TWIN FALLS, Idaho (KLIX) – Harrison Elementary was a popular place Thursday evening, as students and their parents from several different schools gathered for a robotics expo.

More than a dozen teams attended the event, each with their movable Lego creations for a fun evening with their peers. The two-hour expo gave students the chance to show off their robots and see other teams in action; but, according to their parents and teachers, the things students learn in the process of creating are more valuable than the event itself.
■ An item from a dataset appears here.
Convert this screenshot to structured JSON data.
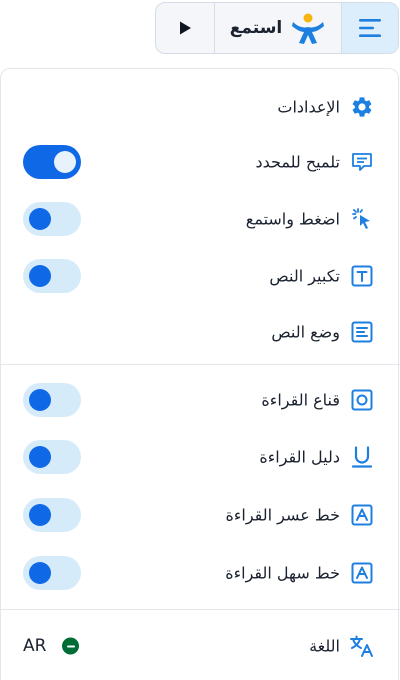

“This isn’t really a competition,” said Greg Greer, one of the referees, noting that competitions are usually held at the end of the year. “This is basically a play day.”

Eva Filas, a fourth-grade teacher from Sawtooth Elementary, was at the expo with third- through fifth-grade students from her school. They had competed in one event by 6:45 p.m. and were waiting for their second round. Each team competed twice. She said incorporating robotics into education sparks many benefits for students. Among other things, they learn team work and problem-solving skills.

Jackson Martin, one of Sawtooth’s students, echoed similar sentiments. “It teaches you how to work as a team and how to get along,” he said. That doesn’t mean it’s always easy, Martin said; sometimes it’s difficult to work with some of his peers. His favorite things to build are “dinosaurs and futuristic things.”

Other students from the Sawtooth team shared what they like best about robotics.

“I like learning about the different things you can do, and I like programming,” said Xavier Ogomo.

Adam Wright said he also likes programming and building, while his brother James Wright said he likes “all of it.”

Iman Rashad, the only girl on the team at the event Thursday, said she likes all of the above but also enjoys competing with other teams.

Her mom, Lubna Rashid, said she appreciates what robotics has taught her daughter, such as the confidence it has given her. Working in a group, students learn to overcome differences of opinion and still create as a team.

“I’ve seen a lot of teamwork and communication,” she said, “and it teaches students how to cope with difficult situations. … It’s a very good team.”

The Twin Falls School District, University of Idaho Extension Office and 21st Century Community Learning Center partnered for the event. More robotic events are planned by U of I Extension, including these:

Upcoming Robotic Events

WeDo Camps, ages 5-8
9-11:30 a.m. June 6-10 (Monday-Friday)
1-3:30 p.m. June 6-10 (Monday-Friday)
1-3:30 p.m. July 25-29 (Monday-Friday)
* 20 participants per camp

EV3 Camps, ages 9-12
9-11:30 a.m. June 6-10 (Monday-Friday)
1-3:30 p.m. June 6-10 (Monday-Friday)
* 12 participants per camp

Robotics Clubs, ages 9-12
2:30-4:30 p.m. July 6-Aug. 18 (Monday and Wednesday)
9-11 a.m. July 5-Aug. 18 (Tuesday and Thursday) 
2:30-4:30 p.m. July 5-Aug. 18 (Tuesday and Thursday)
* 10 participants per camp